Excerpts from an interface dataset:
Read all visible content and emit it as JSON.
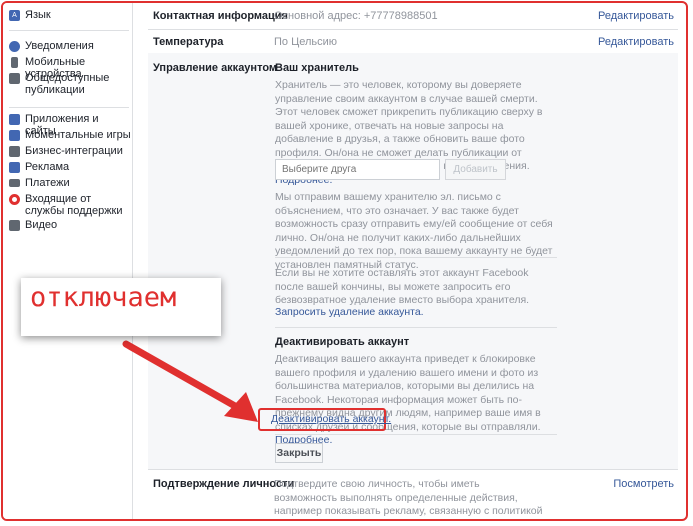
{
  "sidebar": {
    "items": [
      {
        "label": "Язык",
        "icon": "language-icon"
      },
      {
        "label": "Уведомления",
        "icon": "globe-icon"
      },
      {
        "label": "Мобильные устройства",
        "icon": "mobile-icon"
      },
      {
        "label": "Общедоступные публикации",
        "icon": "rss-icon"
      },
      {
        "label": "Приложения и сайты",
        "icon": "apps-icon"
      },
      {
        "label": "Моментальные игры",
        "icon": "games-icon"
      },
      {
        "label": "Бизнес-интеграции",
        "icon": "business-icon"
      },
      {
        "label": "Реклама",
        "icon": "ads-icon"
      },
      {
        "label": "Платежи",
        "icon": "payments-icon"
      },
      {
        "label": "Входящие от службы поддержки",
        "icon": "support-icon"
      },
      {
        "label": "Видео",
        "icon": "video-icon"
      }
    ]
  },
  "rows": {
    "contact": {
      "label": "Контактная информация",
      "value": "Основной адрес: +77778988501",
      "link": "Редактировать"
    },
    "temperature": {
      "label": "Температура",
      "value": "По Цельсию",
      "link": "Редактировать"
    },
    "identity": {
      "label": "Подтверждение личности",
      "value": "Подтвердите свою личность, чтобы иметь возможность выполнять определенные действия, например показывать рекламу, связанную с политикой и вопросами государственного значения.",
      "link": "Посмотреть"
    }
  },
  "account": {
    "label": "Управление аккаунтом",
    "legacy": {
      "title": "Ваш хранитель",
      "description": "Хранитель — это человек, которому вы доверяете управление своим аккаунтом в случае вашей смерти. Этот человек сможет прикрепить публикацию сверху в вашей хронике, отвечать на новые запросы на добавление в друзья, а также обновить ваше фото профиля. Он/она не сможет делать публикации от вашего имени или просматривать ваши сообщения.",
      "more_link": "Подробнее.",
      "friend_placeholder": "Выберите друга",
      "add_button": "Добавить",
      "notice": "Мы отправим вашему хранителю эл. письмо с объяснением, что это означает. У вас также будет возможность сразу отправить ему/ей сообщение от себя лично. Он/она не получит каких-либо дальнейших уведомлений до тех пор, пока вашему аккаунту не будет установлен памятный статус.",
      "delete_text": "Если вы не хотите оставлять этот аккаунт Facebook после вашей кончины, вы можете запросить его безвозвратное удаление вместо выбора хранителя.",
      "delete_link": "Запросить удаление аккаунта."
    },
    "deactivate": {
      "title": "Деактивировать аккаунт",
      "description": "Деактивация вашего аккаунта приведет к блокировке вашего профиля и удалению вашего имени и фото из большинства материалов, которыми вы делились на Facebook. Некоторая информация может быть по-прежнему видна другим людям, например ваше имя в списках друзей и сообщения, которые вы отправляли.",
      "more_link": "Подробнее.",
      "link": "Деактивировать аккаунт."
    },
    "close_button": "Закрыть"
  },
  "annotation": {
    "text": "отключаем",
    "color": "#e0302f"
  },
  "colors": {
    "link": "#365899",
    "muted": "#90949c",
    "annotation": "#e0302f"
  }
}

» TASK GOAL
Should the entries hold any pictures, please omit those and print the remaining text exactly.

» RESULT BELOW
Read all visible content and emit it as JSON.
{
  "sidebar": {
    "items": [
      {
        "label": "Язык",
        "icon": "language-icon"
      },
      {
        "label": "Уведомления",
        "icon": "globe-icon"
      },
      {
        "label": "Мобильные устройства",
        "icon": "mobile-icon"
      },
      {
        "label": "Общедоступные публикации",
        "icon": "rss-icon"
      },
      {
        "label": "Приложения и сайты",
        "icon": "apps-icon"
      },
      {
        "label": "Моментальные игры",
        "icon": "games-icon"
      },
      {
        "label": "Бизнес-интеграции",
        "icon": "business-icon"
      },
      {
        "label": "Реклама",
        "icon": "ads-icon"
      },
      {
        "label": "Платежи",
        "icon": "payments-icon"
      },
      {
        "label": "Входящие от службы поддержки",
        "icon": "support-icon"
      },
      {
        "label": "Видео",
        "icon": "video-icon"
      }
    ]
  },
  "rows": {
    "contact": {
      "label": "Контактная информация",
      "value": "Основной адрес: +77778988501",
      "link": "Редактировать"
    },
    "temperature": {
      "label": "Температура",
      "value": "По Цельсию",
      "link": "Редактировать"
    },
    "identity": {
      "label": "Подтверждение личности",
      "value": "Подтвердите свою личность, чтобы иметь возможность выполнять определенные действия, например показывать рекламу, связанную с политикой и вопросами государственного значения.",
      "link": "Посмотреть"
    }
  },
  "account": {
    "label": "Управление аккаунтом",
    "legacy": {
      "title": "Ваш хранитель",
      "description": "Хранитель — это человек, которому вы доверяете управление своим аккаунтом в случае вашей смерти. Этот человек сможет прикрепить публикацию сверху в вашей хронике, отвечать на новые запросы на добавление в друзья, а также обновить ваше фото профиля. Он/она не сможет делать публикации от вашего имени или просматривать ваши сообщения.",
      "more_link": "Подробнее.",
      "friend_placeholder": "Выберите друга",
      "add_button": "Добавить",
      "notice": "Мы отправим вашему хранителю эл. письмо с объяснением, что это означает. У вас также будет возможность сразу отправить ему/ей сообщение от себя лично. Он/она не получит каких-либо дальнейших уведомлений до тех пор, пока вашему аккаунту не будет установлен памятный статус.",
      "delete_text": "Если вы не хотите оставлять этот аккаунт Facebook после вашей кончины, вы можете запросить его безвозвратное удаление вместо выбора хранителя.",
      "delete_link": "Запросить удаление аккаунта."
    },
    "deactivate": {
      "title": "Деактивировать аккаунт",
      "description": "Деактивация вашего аккаунта приведет к блокировке вашего профиля и удалению вашего имени и фото из большинства материалов, которыми вы делились на Facebook. Некоторая информация может быть по-прежнему видна другим людям, например ваше имя в списках друзей и сообщения, которые вы отправляли.",
      "more_link": "Подробнее.",
      "link": "Деактивировать аккаунт."
    },
    "close_button": "Закрыть"
  },
  "annotation": {
    "text": "отключаем",
    "color": "#e0302f"
  },
  "colors": {
    "link": "#365899",
    "muted": "#90949c",
    "annotation": "#e0302f"
  }
}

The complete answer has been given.